coming from the roof. The light vanished at the approach of dawn. There was no
electricity in the village those days. I was very cautious from the very
beginning. The uncanny light became visible before . I put on a
kerosene lamp to which it disappeared. I spent a sleepless night.
From next day, I decided to stay at my office with our night-guard though it was not so suitable. The villagers started murmuring, ‘So the hearsay is true that it is a haunted house. The room has some unholy soul. Earlier, there was a mango tree at this place which was removed following a suicidal hanging from it.’
After about a week, the house-owner came back to the village. He was very happy knowing that I stayed in the house for two days. He offered me to stay in the house free of cost and thereby guard his timbers. Whenever he visited the place, he would co-share with me. I did not give him word at first but decided to spend a few nights with him. He was sleeping undisturbed by my side but I woke up after seeing the mysterious light from the roof. At my nudge, he woke up and when I complaint about the mysterious light from the roof ,he focused his three-cell torch light upon the roof. Instantly, it disappeared. He went to sleep again. But, I was waiting for the mysterious light to re-surface. When it glowed again, I raised my comrade and asked him not to focus his torch. Seeing the strange light from the roof he said, ‘Sir, you are coming from town. You don’t know about timbers. Some timbers emit fluorescent lights in pitch darkness.’
Saying that he showed me the wood packed up close to the roof which was the source of mysterious light.
I continued to stay in that hut for more than two years. Only once, I had encountered an eerie situation. As a Tehsildar, I used to visit the interior villages for collection of tax revenue. For this purpose, I visited a tribal house twice but every time I found him absent. On the third evening as well he was absent. Just when I was to leave the house and return to my place of stay following a short route, one of the house inmates advised me to follow the longer route for the shorter route passes through a graveyard and there was reputation of moving around of unholy spirits in the area. I didn’t witness anything uncanny during my two previous visits, yet I decided to follow the longer route.

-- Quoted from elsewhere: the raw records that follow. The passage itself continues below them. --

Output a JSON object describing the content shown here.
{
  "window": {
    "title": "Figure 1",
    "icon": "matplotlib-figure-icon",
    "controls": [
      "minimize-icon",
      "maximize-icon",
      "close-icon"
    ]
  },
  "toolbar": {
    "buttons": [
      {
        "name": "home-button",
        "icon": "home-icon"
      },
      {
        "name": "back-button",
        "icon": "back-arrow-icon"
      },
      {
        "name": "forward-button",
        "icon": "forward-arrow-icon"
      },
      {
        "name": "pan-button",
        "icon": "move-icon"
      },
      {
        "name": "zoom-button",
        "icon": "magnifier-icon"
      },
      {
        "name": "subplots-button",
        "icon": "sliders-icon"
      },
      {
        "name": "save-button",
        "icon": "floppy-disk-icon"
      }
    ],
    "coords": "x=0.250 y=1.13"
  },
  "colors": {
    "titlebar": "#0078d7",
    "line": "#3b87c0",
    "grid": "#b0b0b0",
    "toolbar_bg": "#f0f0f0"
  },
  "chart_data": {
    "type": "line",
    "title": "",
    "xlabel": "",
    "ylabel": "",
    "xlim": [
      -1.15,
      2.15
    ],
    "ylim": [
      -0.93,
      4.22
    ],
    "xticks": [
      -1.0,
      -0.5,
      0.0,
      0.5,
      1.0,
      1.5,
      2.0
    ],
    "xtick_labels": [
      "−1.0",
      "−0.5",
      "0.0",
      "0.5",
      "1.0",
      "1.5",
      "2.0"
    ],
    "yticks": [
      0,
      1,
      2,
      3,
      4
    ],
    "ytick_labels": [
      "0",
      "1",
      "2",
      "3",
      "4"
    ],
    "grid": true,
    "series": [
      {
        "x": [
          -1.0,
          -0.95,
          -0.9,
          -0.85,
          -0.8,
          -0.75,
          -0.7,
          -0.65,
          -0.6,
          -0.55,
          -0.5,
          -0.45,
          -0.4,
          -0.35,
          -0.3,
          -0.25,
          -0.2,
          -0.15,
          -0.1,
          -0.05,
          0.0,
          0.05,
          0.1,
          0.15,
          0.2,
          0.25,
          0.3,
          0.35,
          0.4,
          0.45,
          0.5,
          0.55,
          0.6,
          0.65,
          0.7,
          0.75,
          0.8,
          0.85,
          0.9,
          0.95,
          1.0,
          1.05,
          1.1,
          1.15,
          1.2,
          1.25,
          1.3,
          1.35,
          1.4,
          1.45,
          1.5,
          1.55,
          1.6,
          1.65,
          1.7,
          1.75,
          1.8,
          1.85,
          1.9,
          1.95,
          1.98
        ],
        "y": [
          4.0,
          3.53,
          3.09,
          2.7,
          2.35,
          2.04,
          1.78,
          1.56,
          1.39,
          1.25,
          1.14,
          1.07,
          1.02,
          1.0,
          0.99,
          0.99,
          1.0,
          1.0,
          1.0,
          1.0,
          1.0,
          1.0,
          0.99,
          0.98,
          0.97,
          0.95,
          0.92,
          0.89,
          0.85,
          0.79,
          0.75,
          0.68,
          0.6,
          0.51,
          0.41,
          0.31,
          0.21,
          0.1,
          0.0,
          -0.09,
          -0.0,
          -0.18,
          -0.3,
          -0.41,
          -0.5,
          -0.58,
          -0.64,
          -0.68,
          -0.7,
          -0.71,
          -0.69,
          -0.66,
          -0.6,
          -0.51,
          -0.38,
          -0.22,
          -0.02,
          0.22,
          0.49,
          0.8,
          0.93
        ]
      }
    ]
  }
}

I came back to my hut and unlocked the door. Just as I was about to light a kerosene lamp I felt the touch of some cold fingers on my back. I became dumb-still as the fingers move around my shoulder. However, by that time I gained some courage and lighted the lamp. The finger touch came up to my belly. Under the light, I discovered that a lizard had accidentally come inside my wet clothing and it was moving all around my torso to get free and giving me the uncanny feeling.’
Everyone inside the room was impressed with the story. The new Manager then requested me to throw some light as the attendant came to pick up the empty glasses of soft drinks. Taking a cue from the soft drink, I said, ‘I can share a joke on soft drink.’
My guests agreed, as I continued, ‘It was during our college days in early eighties we were availing Bombay Mail from
in course of
excursion. Those days, Seven Up soft-drink was very popular. People used to
claim that after consuming the drink one would give seven hiccups. It had so
happened, one of our friends experienced five hiccups and two releases of gas. So,
our friend said that in stead of Seven Up, the soft drink should be better
named as Five Up, Two Down. Howrah
Life is like a Railway journey. In today’s ambience I would say two mysteries had been solved while one remained unsolved. It’s One Up Two Down for me.’